## Problem description
Copy the lines below, beginning with the one that contains "Decode this image" and continuing through the final line, exactly as written and with no other lines.

## Interface dataset entries
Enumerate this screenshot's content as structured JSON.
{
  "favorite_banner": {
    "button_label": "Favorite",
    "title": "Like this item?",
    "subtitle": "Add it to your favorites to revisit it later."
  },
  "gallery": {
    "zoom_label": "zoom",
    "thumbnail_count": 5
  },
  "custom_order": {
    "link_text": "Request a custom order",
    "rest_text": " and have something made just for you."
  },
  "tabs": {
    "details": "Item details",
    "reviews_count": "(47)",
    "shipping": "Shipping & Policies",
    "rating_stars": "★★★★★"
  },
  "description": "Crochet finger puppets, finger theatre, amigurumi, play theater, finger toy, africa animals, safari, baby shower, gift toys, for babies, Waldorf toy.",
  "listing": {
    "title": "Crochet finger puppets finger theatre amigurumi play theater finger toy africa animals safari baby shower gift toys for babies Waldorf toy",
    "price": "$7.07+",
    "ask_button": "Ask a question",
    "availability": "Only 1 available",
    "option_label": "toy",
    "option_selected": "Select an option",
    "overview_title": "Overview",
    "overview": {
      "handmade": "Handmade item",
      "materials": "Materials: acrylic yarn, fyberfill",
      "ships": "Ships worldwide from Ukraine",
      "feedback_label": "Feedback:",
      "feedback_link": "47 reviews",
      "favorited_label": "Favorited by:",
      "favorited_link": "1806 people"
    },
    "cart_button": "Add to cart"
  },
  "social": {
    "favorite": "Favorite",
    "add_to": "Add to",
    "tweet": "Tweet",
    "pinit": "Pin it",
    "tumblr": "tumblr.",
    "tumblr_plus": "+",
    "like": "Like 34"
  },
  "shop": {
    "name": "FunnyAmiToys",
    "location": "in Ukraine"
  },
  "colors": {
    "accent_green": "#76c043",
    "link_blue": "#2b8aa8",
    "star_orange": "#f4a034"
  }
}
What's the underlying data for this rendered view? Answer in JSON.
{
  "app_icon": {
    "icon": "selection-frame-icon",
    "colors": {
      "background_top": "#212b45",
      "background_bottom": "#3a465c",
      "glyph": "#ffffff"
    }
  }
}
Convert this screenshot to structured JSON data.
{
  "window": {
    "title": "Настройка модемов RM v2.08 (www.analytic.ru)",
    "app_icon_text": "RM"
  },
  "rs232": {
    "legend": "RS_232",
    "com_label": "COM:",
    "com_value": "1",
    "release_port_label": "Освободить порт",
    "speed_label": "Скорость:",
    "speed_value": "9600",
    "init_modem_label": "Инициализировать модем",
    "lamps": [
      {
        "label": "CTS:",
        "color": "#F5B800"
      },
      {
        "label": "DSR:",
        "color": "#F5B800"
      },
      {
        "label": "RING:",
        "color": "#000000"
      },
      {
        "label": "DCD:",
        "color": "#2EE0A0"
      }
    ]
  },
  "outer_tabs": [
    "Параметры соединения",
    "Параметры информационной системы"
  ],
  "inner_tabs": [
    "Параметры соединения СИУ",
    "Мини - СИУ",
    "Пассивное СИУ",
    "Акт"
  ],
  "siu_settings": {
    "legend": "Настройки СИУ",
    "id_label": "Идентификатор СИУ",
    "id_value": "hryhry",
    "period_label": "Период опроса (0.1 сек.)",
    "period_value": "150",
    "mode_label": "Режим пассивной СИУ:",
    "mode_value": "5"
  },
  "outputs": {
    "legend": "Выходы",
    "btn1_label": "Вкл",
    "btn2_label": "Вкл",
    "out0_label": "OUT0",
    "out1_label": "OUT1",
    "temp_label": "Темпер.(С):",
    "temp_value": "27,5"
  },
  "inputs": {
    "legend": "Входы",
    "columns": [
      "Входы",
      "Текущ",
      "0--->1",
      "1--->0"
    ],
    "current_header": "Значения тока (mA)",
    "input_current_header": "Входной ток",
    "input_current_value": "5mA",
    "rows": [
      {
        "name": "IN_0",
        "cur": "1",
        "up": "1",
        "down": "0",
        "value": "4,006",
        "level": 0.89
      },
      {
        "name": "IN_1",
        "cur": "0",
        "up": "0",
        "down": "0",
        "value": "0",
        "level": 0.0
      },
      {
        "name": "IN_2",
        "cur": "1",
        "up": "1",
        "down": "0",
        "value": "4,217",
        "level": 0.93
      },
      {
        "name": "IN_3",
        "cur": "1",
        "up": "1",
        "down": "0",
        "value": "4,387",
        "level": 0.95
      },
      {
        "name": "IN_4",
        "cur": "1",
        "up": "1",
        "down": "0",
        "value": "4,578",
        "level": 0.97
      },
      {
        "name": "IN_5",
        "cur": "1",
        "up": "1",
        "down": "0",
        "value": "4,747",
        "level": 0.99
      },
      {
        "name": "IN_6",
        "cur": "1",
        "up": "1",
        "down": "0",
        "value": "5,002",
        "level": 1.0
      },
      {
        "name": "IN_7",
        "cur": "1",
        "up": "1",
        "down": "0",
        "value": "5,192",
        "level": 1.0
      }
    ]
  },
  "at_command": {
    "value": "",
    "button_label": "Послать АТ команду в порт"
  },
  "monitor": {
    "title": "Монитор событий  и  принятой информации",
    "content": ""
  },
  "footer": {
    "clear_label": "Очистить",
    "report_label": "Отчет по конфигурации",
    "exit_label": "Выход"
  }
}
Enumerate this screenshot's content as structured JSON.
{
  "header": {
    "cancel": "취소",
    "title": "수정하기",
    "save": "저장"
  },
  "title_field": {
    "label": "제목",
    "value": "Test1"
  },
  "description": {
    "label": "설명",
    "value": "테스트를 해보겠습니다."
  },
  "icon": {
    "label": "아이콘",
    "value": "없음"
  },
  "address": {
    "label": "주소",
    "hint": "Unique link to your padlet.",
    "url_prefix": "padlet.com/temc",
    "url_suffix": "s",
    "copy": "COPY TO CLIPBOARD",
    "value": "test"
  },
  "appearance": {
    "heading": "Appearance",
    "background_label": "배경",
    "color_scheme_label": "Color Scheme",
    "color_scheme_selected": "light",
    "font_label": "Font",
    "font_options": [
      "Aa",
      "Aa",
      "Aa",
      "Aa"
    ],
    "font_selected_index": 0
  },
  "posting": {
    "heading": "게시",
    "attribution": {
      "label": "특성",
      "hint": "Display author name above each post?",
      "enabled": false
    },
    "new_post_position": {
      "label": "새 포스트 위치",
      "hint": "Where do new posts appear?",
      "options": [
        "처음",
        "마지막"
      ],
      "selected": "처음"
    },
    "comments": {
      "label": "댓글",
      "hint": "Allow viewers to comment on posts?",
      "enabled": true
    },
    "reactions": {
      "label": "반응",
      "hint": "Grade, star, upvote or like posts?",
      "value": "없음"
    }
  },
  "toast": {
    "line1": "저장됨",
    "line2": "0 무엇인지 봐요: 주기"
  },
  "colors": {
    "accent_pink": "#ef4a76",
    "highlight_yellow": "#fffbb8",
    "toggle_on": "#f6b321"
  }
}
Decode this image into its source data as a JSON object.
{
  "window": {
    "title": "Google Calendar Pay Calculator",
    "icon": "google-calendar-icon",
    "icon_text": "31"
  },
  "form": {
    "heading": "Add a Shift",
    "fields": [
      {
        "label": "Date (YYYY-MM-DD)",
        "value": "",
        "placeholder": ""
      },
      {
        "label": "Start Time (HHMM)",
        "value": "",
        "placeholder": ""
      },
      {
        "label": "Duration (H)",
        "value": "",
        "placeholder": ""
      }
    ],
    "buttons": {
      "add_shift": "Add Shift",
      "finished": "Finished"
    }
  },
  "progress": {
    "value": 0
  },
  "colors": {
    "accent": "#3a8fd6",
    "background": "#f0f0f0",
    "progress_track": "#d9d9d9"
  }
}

## Your response
Decode this image into its source data as a JSON object.
{
  "window": {
    "title": "Google Calendar Pay Calculator",
    "icon": "google-calendar-icon",
    "icon_text": "31"
  },
  "form": {
    "heading": "Add a Shift",
    "fields": [
      {
        "label": "Date (YYYY-MM-DD)",
        "value": "",
        "placeholder": ""
      },
      {
        "label": "Start Time (HHMM)",
        "value": "",
        "placeholder": ""
      },
      {
        "label": "Duration (H)",
        "value": "",
        "placeholder": ""
      }
    ],
    "buttons": {
      "add_shift": "Add Shift",
      "finished": "Finished"
    }
  },
  "progress": {
    "value": 0
  },
  "colors": {
    "accent": "#3a8fd6",
    "background": "#f0f0f0",
    "progress_track": "#d9d9d9"
  }
}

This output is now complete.